____ Entries supplied

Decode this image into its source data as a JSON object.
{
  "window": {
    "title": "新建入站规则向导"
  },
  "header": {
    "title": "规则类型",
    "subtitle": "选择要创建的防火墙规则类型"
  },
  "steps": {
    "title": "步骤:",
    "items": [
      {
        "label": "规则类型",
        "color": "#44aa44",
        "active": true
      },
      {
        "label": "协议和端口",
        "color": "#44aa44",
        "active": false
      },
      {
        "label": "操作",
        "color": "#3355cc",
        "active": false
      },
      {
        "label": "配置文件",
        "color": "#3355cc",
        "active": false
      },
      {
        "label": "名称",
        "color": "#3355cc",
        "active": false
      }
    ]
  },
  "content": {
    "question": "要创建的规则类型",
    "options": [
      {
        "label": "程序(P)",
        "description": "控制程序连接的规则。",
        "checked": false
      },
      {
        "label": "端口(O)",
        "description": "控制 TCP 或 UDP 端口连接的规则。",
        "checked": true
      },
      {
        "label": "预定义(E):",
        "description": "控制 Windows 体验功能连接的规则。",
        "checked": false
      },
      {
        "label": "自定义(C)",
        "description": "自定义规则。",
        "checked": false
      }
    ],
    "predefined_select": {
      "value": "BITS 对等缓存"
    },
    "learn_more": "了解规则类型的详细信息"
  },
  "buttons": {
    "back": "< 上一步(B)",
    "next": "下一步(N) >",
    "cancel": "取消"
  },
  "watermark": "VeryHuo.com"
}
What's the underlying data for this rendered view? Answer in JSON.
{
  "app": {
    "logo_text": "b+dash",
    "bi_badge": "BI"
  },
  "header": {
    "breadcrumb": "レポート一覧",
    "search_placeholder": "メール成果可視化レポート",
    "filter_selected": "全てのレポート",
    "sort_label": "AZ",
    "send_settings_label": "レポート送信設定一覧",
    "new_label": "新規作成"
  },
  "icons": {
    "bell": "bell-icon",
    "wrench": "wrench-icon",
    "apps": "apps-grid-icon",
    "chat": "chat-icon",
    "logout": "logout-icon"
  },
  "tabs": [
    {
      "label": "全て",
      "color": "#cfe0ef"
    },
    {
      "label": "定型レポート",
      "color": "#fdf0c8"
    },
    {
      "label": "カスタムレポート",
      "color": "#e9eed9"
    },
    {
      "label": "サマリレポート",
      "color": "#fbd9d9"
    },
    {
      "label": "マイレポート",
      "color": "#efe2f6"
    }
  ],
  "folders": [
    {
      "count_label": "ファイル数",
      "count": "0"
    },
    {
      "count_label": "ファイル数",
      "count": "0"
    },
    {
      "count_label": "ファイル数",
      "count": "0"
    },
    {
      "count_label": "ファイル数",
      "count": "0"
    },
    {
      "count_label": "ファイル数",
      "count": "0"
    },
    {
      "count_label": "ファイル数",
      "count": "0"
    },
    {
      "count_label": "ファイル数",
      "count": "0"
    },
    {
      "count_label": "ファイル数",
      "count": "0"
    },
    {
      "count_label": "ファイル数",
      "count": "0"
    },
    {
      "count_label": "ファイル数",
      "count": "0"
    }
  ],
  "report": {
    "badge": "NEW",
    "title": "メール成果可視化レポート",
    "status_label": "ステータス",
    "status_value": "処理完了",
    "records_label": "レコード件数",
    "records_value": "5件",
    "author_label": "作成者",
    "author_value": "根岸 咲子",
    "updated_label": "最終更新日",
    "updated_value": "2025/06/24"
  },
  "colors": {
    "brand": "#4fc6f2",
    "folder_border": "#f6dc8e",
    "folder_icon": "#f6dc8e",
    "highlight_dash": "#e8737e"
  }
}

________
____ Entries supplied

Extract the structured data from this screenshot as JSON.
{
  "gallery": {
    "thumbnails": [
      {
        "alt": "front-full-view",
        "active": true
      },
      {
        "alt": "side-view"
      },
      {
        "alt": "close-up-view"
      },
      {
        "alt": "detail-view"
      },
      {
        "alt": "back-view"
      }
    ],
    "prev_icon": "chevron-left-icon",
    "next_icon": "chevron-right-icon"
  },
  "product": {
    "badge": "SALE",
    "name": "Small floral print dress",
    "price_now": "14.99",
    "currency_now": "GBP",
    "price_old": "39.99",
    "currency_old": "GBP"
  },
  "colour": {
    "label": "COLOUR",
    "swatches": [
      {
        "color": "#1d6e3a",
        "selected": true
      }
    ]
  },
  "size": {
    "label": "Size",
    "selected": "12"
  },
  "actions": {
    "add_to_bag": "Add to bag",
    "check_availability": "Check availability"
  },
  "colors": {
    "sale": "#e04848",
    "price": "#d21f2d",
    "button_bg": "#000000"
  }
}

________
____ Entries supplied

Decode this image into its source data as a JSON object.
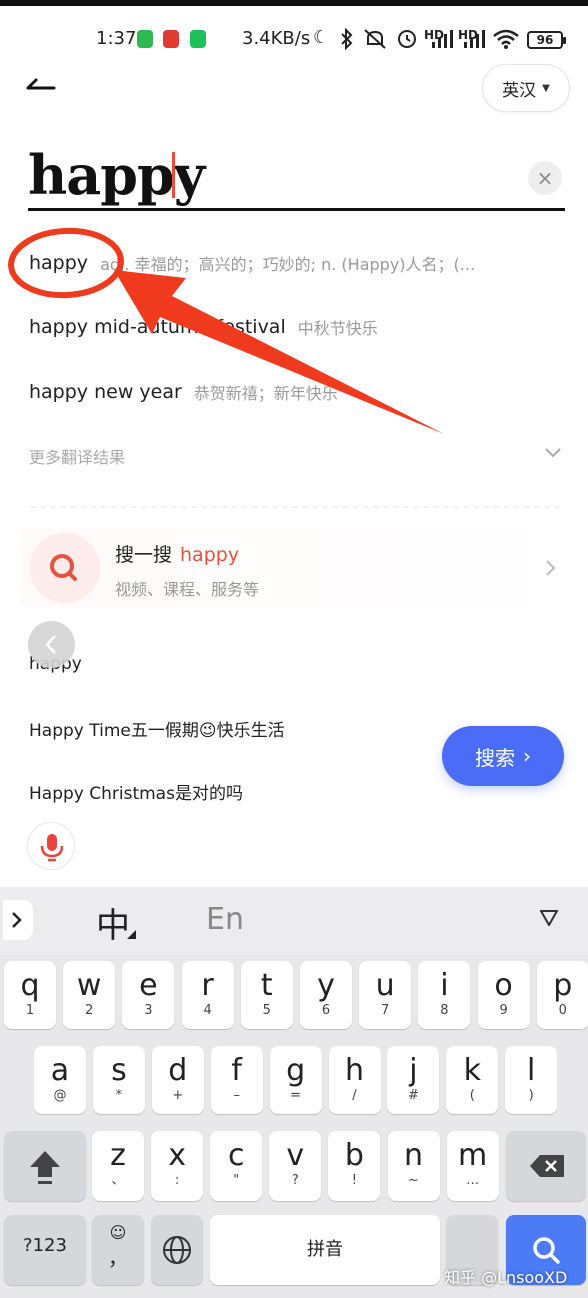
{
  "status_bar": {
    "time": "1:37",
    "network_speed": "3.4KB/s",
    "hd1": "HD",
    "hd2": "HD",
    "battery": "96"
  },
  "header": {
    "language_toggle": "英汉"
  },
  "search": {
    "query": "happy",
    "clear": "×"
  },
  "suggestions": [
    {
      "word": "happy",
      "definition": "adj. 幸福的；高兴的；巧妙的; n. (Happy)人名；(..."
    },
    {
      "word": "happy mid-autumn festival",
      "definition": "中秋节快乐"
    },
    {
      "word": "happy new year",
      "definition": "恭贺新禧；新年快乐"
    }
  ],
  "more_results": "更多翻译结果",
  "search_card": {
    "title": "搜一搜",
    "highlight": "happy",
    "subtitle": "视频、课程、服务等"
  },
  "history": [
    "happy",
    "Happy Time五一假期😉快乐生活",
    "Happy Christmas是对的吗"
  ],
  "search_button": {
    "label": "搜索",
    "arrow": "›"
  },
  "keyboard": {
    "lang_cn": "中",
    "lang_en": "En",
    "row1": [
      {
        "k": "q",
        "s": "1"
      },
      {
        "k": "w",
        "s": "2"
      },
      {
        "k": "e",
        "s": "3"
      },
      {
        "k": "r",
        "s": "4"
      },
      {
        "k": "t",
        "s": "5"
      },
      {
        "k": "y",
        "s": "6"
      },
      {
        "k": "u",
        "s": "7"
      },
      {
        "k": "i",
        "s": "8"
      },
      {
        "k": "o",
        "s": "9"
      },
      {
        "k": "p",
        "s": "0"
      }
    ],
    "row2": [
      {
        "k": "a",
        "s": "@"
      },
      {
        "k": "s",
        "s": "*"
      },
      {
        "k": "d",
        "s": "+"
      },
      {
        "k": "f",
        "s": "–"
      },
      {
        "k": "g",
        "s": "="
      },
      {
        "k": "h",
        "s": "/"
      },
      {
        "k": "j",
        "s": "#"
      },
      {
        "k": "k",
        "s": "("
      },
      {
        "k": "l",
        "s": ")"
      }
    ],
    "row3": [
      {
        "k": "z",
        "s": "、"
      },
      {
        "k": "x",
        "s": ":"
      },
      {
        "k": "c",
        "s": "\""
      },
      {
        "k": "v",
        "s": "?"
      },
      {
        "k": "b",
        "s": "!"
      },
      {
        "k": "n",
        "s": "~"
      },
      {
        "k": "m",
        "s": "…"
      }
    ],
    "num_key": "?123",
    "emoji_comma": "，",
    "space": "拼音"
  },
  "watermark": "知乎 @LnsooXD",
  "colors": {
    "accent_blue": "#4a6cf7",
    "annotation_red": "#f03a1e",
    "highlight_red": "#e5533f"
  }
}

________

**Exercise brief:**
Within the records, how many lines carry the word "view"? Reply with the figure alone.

**Task result:**
6